By Don Heckman
For the past few years, Botti performances have included rich assemblages of talented artists, playing music reaching across a wide spectrum of genres. So, too, with this appearance, which began with a quick-triggered jazz set from the basic Botti ensemble – featuring the fast-fingers and soaring imagination of pianist Geoffrey Keezer. Botti’s own soloing, especially in this segment, sometimes displayed a somewhat harder bop inflection than has usually been present in his playing, adding yet another appealing hue to his already colorful musical palette.
Next up, he was joined by violinist Carolyn Campbell in the first of several appearances by this gifted artist. Their duets on “Emmanuel” and a Chopin Prelude were exquisite displays of intimate musical story telling.
Yet another musical direction followed. Botti often speaks of the impact Miles Davis had upon him as a 12 year old. And he affirmed that impact in loving fashion in an emotionally layered rendering of Davis’ “Flamenco Sketches.”
Botti then focused the spotlight on the remarkable Uruguayan guitarist Leonardo Amuedo, playing Leonard Cohen’s “Hallelujah.” Here, and elsewhere throughout the two hour program, Amuedo moved easily from subtle Latin rhythms to rock star electric guitar, comping with brisk swing on the straight ahead jazz passages, and doing it all with stage presence revealing the qualities of a potential star in the making.
Grammy-winning singer Lisa Fischer is already a star in her own right. And her mesmerizing performance, especially in an unlikely blending of “I Love You Porgy” and “The Look of Love,” produced some of the most memorable moments of the entire evening.

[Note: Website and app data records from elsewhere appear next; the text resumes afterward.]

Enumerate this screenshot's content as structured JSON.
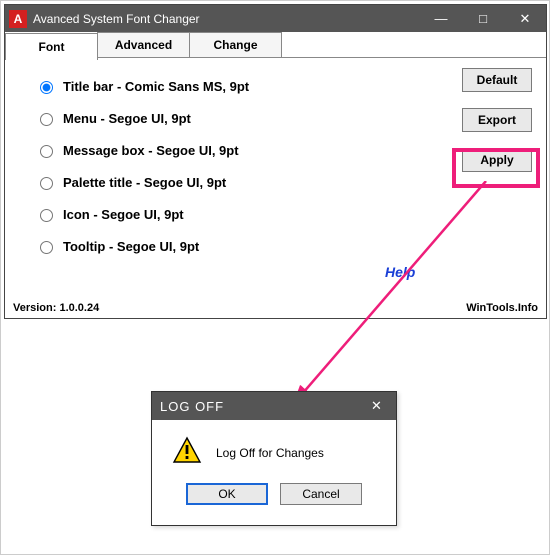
{
  "window": {
    "title": "Avanced System Font Changer",
    "icon_letter": "A",
    "minimize": "—",
    "maximize": "□",
    "close": "✕"
  },
  "tabs": [
    {
      "label": "Font"
    },
    {
      "label": "Advanced"
    },
    {
      "label": "Change"
    }
  ],
  "radios": [
    {
      "label": "Title bar - Comic Sans MS, 9pt",
      "selected": true
    },
    {
      "label": "Menu - Segoe UI, 9pt",
      "selected": false
    },
    {
      "label": "Message box - Segoe UI, 9pt",
      "selected": false
    },
    {
      "label": "Palette title - Segoe UI, 9pt",
      "selected": false
    },
    {
      "label": "Icon - Segoe UI, 9pt",
      "selected": false
    },
    {
      "label": "Tooltip - Segoe UI, 9pt",
      "selected": false
    }
  ],
  "buttons": {
    "default": "Default",
    "export": "Export",
    "apply": "Apply"
  },
  "help": "Help",
  "footer": {
    "version": "Version: 1.0.0.24",
    "site": "WinTools.Info"
  },
  "dialog": {
    "title": "LOG OFF",
    "close": "✕",
    "message": "Log Off for Changes",
    "ok": "OK",
    "cancel": "Cancel"
  }
}
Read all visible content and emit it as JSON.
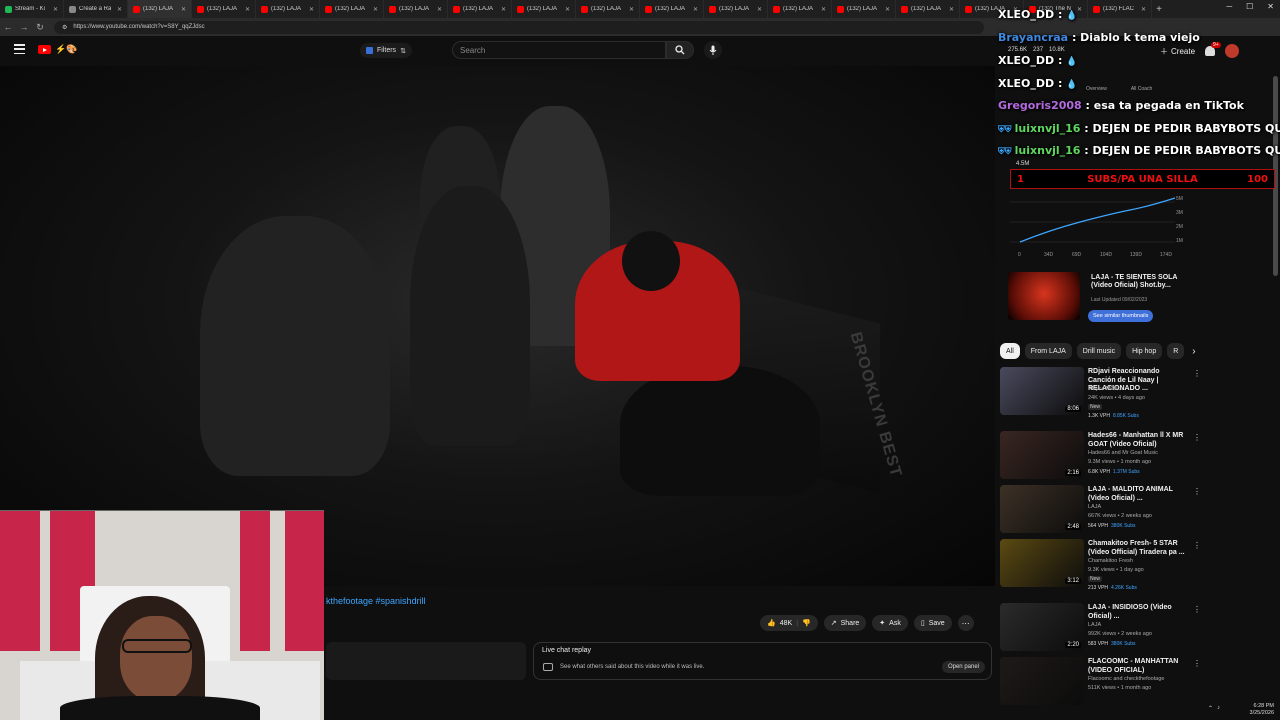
{
  "browser": {
    "tabs": [
      {
        "label": "Stream - Ki",
        "color": "#1db954"
      },
      {
        "label": "Create a Ra",
        "color": "#888888"
      },
      {
        "label": "(132) LAJA",
        "color": "#ff0000"
      },
      {
        "label": "(132) LAJA",
        "color": "#ff0000"
      },
      {
        "label": "(132) LAJA",
        "color": "#ff0000"
      },
      {
        "label": "(132) LAJA",
        "color": "#ff0000"
      },
      {
        "label": "(132) LAJA",
        "color": "#ff0000"
      },
      {
        "label": "(132) LAJA",
        "color": "#ff0000"
      },
      {
        "label": "(132) LAJA",
        "color": "#ff0000"
      },
      {
        "label": "(132) LAJA",
        "color": "#ff0000"
      },
      {
        "label": "(132) LAJA",
        "color": "#ff0000"
      },
      {
        "label": "(132) LAJA",
        "color": "#ff0000"
      },
      {
        "label": "(132) LAJA",
        "color": "#ff0000"
      },
      {
        "label": "(132) LAJA",
        "color": "#ff0000"
      },
      {
        "label": "(132) LAJA",
        "color": "#ff0000"
      },
      {
        "label": "(132) LAJA",
        "color": "#ff0000"
      },
      {
        "label": "(132) The N",
        "color": "#ff0000"
      },
      {
        "label": "(132) FLAC",
        "color": "#ff0000"
      }
    ],
    "url": "https://www.youtube.com/watch?v=S8Y_qqZJdsc"
  },
  "youtube": {
    "filters_label": "Filters",
    "search_placeholder": "Search",
    "create_label": "Create",
    "notif_count": "9+",
    "stats": [
      "275.6K",
      "237",
      "10.8K"
    ]
  },
  "video": {
    "hashtags": "kthefootage #spanishdrill",
    "bg_text": "BROOKLYN BEST"
  },
  "actions": {
    "likes": "48K",
    "share": "Share",
    "ask": "Ask",
    "save": "Save"
  },
  "live_chat": {
    "title": "Live chat replay",
    "subtitle": "See what others said about this video while it was live.",
    "open_panel": "Open panel"
  },
  "stream_chat": [
    {
      "user": "XLEO_DD",
      "text": "",
      "user_color": "#ffffff"
    },
    {
      "user": "Brayancraa",
      "text": "Diablo k tema viejo",
      "user_color": "#3f8ae0"
    },
    {
      "user": "XLEO_DD",
      "text": "",
      "user_color": "#ffffff"
    },
    {
      "user": "XLEO_DD",
      "text": "",
      "user_color": "#ffffff"
    },
    {
      "user": "Gregoris2008",
      "text": "esa ta pegada en TikTok",
      "user_color": "#b46be0"
    },
    {
      "user": "luixnvjl_16",
      "text": "DEJEN DE PEDIR BABYBOTS QU",
      "user_color": "#5fd75f"
    },
    {
      "user": "luixnvjl_16",
      "text": "DEJEN DE PEDIR BABYBOTS QU",
      "user_color": "#5fd75f"
    }
  ],
  "studio": {
    "tabs": [
      "Overview",
      "All Coach"
    ],
    "total_label": "4.5M",
    "chart_x": [
      "0",
      "34D",
      "69D",
      "104D",
      "139D",
      "174D"
    ],
    "chart_y": [
      "5M",
      "3M",
      "2M",
      "1M",
      "0"
    ]
  },
  "goal": {
    "left": "1",
    "text": "SUBS/PA UNA SILLA",
    "right": "100"
  },
  "similar": {
    "title": "LAJA - TE SIENTES SOLA (Video Oficial) Shot.by...",
    "sub": "Last Updated 09/02/2023",
    "button": "See similar thumbnails"
  },
  "chips": [
    {
      "label": "All",
      "active": true
    },
    {
      "label": "From LAJA",
      "active": false
    },
    {
      "label": "Drill music",
      "active": false
    },
    {
      "label": "Hip hop",
      "active": false
    },
    {
      "label": "R",
      "active": false
    }
  ],
  "recommendations": [
    {
      "title": "RDjavi Reaccionando Canción de Lil Naay | RELACIONADO ...",
      "channel": "RDjavi Música",
      "meta": "24K views • 4 days ago",
      "duration": "8:06",
      "new": "New",
      "tag_a": "1.3K VPH",
      "tag_b": "8.85K Subs",
      "thumb": "#4a4a5e"
    },
    {
      "title": "Hades66 - Manhattan ll X MR GOAT (Video Oficial)",
      "channel": "Hades66 and Mr Goat Music",
      "meta": "9.3M views • 1 month ago",
      "duration": "2:16",
      "new": "",
      "tag_a": "6.8K VPH",
      "tag_b": "1.37M Subs",
      "thumb": "#3a2622"
    },
    {
      "title": "LAJA - MALDITO ANIMAL (Video Oficial) ...",
      "channel": "LAJA",
      "meta": "667K views • 2 weeks ago",
      "duration": "2:48",
      "new": "",
      "tag_a": "564 VPH",
      "tag_b": "380K Subs",
      "thumb": "#3d3126"
    },
    {
      "title": "Chamakitoo Fresh- 5 STAR (Video Official) Tiradera pa ...",
      "channel": "Chamakitoo Fresh",
      "meta": "9.3K views • 1 day ago",
      "duration": "3:12",
      "new": "New",
      "tag_a": "213 VPH",
      "tag_b": "4.26K Subs",
      "thumb": "#5b4a12"
    },
    {
      "title": "LAJA - INSIDIOSO (Video Oficial) ...",
      "channel": "LAJA",
      "meta": "992K views • 2 weeks ago",
      "duration": "2:20",
      "new": "",
      "tag_a": "583 VPH",
      "tag_b": "380K Subs",
      "thumb": "#2b2b2b"
    },
    {
      "title": "FLACOOMC - MANHATTAN (VIDEO OFICIAL)",
      "channel": "Flacoomc and checkthefootage",
      "meta": "511K views • 1 month ago",
      "duration": "",
      "new": "",
      "tag_a": "",
      "tag_b": "",
      "thumb": "#1e1a18"
    }
  ],
  "clock": {
    "time": "6:28 PM",
    "date": "3/25/2026"
  }
}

As if that wasn’t enough, she and Botti then stepped down to stroll through the audience in an up close and personal rendering of “The Very Thought of You.”
And there was more – much more: A spotlight moment for singer/actor Michael Arden. A violin solo by Campbell in which she assembled a collection of the instrument’s most difficult techniques and performed them in a brilliantly articulate display of musical magic. And a drum solo by Billy Kilson that somehow managed to combine wit and humor with explosive high energy.
Botti held all these elements together with graceful ease and consummate professionalism. Always at the center of the music, opening the way for his companions to express themselves, he was also at the head of the parade. A master musician in his own right, Botti has discovered – via his many musical journeys of the past decade – how to lead engaging performances, rich with collective creativity.
* * * * * *
To read a recent iRoM Q & A with Chris Botti click HERE.